It made me think back to the end of August 1994 when I was about to begin my 6th year enrolled as an undergraduate engineering student.
I had plenty of excuses and rationalizations for the fact that I wasn’t done but none of them mattered what mattered was that I had no intention of asking my parents for money to pay for this year – a year that should not be – and that I had used up all of the money I made during year four to pay for year five. (I took year four “off” and worked full time.)
With almost no cash and a full course load for two more semesters staring me in the face I signed up for the payment plan offered at the bursar’s office and got a full time job driving a forklift in a warehouse attached to a plastic injection molding company. This was my first experience working directly for a manufacturing company and it was an eye opening experience.
It was also a tiring experience you see I was still taking a full course load and was working second shift five days a week plus taking all the weekend overtime they would give me. Amazingly enough I did not fail all of the classes I took that semester, but I failed enough of them to know that I needed a better plan for the spring.
I still use some of the credit cards I applied for that winter and finished the spring semester passing 12 classes with all As and Bs and almost $35,000 in credit card debit that I was very adept at moving from card to card in rotation.
In one sense, looking back, I can see that I manufactured both my failure that first semester and my success the second. During the first semester I misused my resources my time and my focus.

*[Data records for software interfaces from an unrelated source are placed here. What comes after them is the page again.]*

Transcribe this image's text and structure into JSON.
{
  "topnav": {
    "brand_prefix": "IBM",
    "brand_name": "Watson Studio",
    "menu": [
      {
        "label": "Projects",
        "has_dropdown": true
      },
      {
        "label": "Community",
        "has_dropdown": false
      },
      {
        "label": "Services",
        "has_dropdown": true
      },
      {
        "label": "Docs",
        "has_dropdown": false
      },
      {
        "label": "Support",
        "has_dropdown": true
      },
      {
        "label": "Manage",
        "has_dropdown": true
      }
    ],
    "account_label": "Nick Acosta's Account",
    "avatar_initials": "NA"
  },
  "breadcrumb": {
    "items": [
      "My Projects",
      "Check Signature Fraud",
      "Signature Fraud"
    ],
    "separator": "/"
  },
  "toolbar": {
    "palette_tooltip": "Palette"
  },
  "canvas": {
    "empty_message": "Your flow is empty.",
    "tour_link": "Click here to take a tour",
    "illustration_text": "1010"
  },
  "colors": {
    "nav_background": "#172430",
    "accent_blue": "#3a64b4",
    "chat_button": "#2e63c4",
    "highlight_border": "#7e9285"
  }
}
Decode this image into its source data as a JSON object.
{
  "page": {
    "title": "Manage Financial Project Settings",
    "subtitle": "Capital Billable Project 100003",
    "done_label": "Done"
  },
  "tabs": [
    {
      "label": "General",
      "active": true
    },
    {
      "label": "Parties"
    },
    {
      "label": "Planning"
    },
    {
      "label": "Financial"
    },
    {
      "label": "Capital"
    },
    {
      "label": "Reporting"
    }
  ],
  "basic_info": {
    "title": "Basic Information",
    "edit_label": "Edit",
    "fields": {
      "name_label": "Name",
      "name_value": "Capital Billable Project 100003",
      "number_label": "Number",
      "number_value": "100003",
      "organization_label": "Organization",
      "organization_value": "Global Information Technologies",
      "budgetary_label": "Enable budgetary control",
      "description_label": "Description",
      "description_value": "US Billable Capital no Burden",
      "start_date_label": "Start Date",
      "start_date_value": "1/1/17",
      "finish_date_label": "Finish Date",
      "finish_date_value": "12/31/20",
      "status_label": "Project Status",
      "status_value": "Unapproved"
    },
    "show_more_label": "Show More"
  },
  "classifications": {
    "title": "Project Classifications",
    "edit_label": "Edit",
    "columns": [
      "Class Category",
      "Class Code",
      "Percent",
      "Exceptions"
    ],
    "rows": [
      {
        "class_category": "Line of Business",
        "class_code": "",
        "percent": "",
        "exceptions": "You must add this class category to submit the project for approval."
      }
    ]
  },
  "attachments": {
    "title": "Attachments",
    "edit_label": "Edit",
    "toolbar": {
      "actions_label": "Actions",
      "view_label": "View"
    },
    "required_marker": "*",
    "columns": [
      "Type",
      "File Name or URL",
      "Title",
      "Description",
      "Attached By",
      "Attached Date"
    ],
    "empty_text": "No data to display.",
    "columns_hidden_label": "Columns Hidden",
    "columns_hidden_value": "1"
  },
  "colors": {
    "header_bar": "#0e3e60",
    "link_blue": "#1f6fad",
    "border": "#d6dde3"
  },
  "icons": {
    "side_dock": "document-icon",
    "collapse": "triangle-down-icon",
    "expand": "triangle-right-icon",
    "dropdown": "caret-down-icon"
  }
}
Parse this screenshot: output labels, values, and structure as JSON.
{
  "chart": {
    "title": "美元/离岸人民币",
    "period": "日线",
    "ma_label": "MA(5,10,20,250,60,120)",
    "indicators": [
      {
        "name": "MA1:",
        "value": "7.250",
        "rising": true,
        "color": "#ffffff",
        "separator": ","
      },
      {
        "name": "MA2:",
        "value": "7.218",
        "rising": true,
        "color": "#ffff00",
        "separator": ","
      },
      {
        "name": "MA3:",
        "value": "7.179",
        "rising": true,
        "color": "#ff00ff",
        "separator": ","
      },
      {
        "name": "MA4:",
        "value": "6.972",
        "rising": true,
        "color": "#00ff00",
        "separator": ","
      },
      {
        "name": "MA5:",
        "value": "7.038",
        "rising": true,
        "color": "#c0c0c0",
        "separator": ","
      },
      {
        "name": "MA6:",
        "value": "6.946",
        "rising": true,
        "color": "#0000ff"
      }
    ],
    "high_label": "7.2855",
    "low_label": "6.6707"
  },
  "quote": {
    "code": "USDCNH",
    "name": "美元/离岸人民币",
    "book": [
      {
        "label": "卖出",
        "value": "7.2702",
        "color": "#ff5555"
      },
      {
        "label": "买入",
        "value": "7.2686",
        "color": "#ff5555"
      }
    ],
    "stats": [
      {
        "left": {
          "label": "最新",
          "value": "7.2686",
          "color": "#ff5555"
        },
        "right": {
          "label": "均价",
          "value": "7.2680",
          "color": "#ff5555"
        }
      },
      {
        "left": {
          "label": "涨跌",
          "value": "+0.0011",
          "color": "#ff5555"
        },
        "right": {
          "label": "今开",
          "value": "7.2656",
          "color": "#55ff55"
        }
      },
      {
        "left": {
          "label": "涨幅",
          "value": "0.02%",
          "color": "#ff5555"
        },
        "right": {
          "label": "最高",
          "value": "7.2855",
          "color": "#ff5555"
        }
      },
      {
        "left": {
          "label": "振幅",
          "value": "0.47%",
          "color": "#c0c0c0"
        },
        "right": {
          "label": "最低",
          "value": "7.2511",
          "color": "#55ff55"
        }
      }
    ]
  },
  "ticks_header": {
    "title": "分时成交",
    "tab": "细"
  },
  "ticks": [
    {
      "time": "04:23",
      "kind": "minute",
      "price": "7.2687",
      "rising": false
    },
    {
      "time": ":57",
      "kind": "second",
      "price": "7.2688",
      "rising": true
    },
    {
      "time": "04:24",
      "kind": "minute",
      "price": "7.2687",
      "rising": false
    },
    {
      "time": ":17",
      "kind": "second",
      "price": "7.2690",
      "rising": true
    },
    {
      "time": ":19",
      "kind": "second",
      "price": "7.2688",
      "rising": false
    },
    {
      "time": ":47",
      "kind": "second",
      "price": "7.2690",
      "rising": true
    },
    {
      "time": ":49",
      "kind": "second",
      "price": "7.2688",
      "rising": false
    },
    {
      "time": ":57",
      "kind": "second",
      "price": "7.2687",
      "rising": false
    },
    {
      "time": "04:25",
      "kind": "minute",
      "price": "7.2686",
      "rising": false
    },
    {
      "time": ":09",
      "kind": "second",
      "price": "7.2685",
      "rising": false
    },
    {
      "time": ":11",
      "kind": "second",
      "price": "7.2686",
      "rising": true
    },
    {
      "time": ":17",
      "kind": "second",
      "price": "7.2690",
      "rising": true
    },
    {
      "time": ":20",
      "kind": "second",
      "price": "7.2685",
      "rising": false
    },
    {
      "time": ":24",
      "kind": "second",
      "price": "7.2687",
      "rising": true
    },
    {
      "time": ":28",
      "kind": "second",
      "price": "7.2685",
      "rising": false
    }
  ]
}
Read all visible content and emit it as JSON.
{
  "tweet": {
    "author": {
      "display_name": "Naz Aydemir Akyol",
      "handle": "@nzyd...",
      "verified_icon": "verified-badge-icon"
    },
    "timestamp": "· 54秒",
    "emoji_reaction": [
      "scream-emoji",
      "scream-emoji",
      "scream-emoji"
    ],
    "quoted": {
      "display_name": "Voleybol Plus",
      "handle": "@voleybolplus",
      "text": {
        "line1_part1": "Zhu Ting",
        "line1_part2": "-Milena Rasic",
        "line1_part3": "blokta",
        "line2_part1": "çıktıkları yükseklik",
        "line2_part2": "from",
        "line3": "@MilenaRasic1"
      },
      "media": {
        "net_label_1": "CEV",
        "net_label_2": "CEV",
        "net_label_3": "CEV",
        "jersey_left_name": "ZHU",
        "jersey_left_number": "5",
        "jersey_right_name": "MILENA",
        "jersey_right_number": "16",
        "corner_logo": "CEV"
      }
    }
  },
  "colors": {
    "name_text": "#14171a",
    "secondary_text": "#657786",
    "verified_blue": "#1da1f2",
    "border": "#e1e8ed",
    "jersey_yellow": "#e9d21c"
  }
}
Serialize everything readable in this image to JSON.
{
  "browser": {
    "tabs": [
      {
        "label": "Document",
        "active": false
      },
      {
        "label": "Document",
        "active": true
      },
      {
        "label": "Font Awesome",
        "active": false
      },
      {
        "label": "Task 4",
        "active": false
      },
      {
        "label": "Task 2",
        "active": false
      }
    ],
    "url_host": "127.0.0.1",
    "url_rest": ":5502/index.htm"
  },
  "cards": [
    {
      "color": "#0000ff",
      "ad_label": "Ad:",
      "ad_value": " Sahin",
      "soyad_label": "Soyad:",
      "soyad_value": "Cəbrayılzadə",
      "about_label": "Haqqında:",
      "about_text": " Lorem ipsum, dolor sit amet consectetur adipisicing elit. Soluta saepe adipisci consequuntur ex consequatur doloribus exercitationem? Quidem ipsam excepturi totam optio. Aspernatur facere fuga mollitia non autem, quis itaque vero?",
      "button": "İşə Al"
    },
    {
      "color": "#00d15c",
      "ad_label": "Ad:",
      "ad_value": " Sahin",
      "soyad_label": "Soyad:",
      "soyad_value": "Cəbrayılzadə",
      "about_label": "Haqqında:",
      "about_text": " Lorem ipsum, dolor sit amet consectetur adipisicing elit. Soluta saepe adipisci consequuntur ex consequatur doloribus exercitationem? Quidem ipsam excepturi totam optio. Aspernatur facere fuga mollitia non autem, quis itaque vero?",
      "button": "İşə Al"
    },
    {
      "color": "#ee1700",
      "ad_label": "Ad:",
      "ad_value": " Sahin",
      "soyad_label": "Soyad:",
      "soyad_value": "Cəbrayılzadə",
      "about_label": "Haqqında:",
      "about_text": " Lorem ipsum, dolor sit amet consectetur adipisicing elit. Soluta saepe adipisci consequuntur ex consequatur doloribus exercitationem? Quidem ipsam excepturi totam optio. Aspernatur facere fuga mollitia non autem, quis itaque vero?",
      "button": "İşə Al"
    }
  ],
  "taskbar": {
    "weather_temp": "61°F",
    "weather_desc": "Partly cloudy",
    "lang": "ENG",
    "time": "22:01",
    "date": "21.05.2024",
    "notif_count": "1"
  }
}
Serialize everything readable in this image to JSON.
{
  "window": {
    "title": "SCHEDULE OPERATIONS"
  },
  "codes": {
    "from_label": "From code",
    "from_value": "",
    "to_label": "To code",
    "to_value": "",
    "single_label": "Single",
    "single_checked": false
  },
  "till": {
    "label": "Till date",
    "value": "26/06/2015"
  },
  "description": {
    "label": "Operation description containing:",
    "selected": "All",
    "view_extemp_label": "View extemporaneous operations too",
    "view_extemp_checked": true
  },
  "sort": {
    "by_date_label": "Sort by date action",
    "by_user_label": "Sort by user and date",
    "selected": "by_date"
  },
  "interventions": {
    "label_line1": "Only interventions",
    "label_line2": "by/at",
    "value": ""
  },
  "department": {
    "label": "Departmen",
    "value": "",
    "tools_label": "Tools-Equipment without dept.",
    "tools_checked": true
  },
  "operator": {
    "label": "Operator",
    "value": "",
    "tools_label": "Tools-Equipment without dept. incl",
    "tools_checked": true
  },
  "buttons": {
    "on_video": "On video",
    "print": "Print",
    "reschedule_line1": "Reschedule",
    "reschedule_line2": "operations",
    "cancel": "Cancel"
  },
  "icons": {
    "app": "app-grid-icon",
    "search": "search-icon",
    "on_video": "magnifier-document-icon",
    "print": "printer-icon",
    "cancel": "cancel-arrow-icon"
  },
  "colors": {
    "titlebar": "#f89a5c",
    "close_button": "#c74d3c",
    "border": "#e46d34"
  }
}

One of the only classes I passed that semester was a class I now teach at that same university and I often wonder if the C that I got was actually a gift from the instructor.
In the spring of 1995 on the other hand success was my only acceptable result and I was able to focus on the things required to pass my classes and manufacture my success.